Start of AVAILABLE RECORDS

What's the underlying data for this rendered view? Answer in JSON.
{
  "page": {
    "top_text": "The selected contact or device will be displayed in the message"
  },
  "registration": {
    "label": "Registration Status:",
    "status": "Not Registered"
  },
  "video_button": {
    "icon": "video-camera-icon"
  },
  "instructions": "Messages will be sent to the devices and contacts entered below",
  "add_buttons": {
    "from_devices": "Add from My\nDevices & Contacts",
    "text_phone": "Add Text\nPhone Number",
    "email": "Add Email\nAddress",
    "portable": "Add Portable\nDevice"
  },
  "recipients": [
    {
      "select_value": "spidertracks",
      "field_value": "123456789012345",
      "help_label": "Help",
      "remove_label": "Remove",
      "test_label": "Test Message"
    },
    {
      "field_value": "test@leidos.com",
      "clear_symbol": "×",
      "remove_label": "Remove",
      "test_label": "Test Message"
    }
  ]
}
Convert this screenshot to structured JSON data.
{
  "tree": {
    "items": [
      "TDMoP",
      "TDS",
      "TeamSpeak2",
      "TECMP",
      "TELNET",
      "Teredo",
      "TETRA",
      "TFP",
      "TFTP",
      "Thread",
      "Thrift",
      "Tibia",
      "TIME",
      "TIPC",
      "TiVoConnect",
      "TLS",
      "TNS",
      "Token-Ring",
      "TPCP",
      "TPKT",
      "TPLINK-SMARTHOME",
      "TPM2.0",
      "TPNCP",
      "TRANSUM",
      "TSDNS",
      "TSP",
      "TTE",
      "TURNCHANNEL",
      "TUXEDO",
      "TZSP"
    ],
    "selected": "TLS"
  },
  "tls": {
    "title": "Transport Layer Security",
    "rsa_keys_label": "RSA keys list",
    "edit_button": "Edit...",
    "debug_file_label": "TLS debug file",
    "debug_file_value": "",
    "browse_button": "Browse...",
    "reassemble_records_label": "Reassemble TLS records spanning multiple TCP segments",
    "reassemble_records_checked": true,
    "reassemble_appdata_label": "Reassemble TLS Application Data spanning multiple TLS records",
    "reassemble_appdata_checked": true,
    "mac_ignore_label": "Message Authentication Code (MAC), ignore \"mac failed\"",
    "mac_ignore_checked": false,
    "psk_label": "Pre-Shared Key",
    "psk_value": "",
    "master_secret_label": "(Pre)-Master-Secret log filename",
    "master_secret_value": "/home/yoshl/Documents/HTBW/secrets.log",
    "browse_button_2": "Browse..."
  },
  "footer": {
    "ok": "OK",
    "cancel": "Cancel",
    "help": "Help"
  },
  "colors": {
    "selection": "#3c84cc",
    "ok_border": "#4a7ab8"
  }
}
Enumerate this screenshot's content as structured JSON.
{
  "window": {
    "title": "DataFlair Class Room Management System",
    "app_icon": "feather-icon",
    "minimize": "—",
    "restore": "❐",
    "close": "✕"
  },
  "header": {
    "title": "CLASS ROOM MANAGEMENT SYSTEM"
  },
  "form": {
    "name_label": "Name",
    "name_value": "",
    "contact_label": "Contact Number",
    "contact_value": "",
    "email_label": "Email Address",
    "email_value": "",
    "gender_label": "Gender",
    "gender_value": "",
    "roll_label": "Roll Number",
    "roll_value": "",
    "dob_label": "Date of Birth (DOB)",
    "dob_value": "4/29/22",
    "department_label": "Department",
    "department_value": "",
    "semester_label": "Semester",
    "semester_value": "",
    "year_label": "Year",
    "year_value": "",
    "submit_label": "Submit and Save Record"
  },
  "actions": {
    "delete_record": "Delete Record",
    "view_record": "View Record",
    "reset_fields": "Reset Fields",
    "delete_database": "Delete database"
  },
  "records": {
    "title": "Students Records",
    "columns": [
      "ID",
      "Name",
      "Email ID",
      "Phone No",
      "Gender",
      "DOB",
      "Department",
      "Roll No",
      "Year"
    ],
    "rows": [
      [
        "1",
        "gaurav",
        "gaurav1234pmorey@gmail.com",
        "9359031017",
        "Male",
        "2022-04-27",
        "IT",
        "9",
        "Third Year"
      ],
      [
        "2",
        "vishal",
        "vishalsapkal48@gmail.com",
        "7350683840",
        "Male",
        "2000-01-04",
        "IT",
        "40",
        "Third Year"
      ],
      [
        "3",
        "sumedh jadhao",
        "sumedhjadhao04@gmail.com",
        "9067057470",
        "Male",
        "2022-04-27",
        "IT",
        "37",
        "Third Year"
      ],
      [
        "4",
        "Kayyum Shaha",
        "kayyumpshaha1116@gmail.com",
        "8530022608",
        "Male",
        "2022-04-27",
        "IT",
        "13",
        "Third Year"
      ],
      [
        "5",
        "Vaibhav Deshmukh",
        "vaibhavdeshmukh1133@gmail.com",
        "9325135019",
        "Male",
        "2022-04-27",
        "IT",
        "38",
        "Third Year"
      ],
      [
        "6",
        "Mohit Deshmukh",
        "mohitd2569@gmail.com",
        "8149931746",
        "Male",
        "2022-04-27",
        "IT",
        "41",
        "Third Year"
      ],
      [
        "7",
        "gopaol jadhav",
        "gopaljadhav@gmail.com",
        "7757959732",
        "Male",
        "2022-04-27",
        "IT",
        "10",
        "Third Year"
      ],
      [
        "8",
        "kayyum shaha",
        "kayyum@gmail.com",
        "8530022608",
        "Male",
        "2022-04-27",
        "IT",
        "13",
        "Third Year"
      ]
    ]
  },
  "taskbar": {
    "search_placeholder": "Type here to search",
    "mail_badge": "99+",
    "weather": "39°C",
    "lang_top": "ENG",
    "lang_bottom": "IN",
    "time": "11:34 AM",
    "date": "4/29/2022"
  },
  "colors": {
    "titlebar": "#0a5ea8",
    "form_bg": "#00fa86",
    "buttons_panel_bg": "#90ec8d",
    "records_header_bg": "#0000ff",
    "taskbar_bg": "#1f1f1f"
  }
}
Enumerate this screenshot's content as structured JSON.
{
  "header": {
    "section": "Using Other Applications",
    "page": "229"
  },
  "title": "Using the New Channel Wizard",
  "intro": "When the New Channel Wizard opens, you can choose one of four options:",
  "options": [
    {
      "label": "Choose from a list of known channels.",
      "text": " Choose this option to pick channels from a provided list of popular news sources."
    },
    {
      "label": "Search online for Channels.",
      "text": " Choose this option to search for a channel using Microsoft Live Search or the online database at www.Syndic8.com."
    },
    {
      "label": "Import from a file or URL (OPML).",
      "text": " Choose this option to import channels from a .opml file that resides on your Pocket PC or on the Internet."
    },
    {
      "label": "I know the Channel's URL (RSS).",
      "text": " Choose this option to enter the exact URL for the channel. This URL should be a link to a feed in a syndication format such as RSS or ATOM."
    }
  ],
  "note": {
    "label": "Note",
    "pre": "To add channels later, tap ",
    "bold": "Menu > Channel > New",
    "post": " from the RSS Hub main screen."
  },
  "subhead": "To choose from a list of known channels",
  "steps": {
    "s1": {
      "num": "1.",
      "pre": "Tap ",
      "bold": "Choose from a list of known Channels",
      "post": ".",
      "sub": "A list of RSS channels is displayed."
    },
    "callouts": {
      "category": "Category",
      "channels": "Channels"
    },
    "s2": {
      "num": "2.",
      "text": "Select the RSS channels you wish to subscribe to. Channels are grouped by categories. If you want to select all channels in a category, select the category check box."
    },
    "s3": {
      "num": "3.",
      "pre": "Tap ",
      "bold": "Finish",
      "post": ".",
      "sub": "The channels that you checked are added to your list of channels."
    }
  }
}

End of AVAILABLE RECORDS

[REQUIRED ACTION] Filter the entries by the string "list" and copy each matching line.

[EXERCISE ANSWER]
    "rsa_keys_label": "RSA keys list",
      "label": "Choose from a list of known channels.",
      "text": " Choose this option to pick channels from a provided list of popular news sources."
  "subhead": "To choose from a list of known channels",
      "bold": "Choose from a list of known Channels",
      "sub": "A list of RSS channels is displayed."
      "sub": "The channels that you checked are added to your list of channels."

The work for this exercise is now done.